> ACTION ITEM: Show every line below where "value" can be found.

> EXTRACTED RECORDS:
Content starts

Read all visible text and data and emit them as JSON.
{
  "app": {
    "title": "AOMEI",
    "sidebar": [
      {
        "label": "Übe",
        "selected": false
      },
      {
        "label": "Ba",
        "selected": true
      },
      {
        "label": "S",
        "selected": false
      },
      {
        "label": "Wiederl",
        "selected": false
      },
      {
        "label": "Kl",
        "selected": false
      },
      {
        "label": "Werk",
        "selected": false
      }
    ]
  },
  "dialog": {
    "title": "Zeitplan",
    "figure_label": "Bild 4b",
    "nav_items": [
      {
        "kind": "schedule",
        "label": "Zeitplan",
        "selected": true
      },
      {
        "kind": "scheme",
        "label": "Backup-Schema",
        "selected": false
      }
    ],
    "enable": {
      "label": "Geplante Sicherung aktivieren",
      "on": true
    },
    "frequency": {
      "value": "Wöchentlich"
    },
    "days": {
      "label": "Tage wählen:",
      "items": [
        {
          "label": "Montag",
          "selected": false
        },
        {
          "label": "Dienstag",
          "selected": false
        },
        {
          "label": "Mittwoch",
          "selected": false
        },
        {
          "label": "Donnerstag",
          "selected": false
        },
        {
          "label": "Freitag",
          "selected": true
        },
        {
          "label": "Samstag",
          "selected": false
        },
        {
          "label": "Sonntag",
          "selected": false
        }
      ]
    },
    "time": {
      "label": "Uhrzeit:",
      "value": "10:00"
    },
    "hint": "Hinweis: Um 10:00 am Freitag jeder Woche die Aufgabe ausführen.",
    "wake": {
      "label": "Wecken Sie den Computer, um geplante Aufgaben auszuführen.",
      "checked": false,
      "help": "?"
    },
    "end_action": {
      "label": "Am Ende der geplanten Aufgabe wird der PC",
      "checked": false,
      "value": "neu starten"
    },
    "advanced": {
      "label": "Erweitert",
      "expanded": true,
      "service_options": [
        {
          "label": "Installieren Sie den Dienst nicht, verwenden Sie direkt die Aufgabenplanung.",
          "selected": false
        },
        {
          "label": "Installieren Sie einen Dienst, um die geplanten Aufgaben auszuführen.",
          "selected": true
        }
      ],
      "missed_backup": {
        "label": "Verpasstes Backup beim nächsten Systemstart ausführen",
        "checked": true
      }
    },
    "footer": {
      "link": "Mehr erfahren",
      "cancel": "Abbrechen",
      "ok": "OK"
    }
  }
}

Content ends

> EXERCISE RESULT:
      "value": "Wöchentlich"
      "value": "10:00"
      "value": "neu starten"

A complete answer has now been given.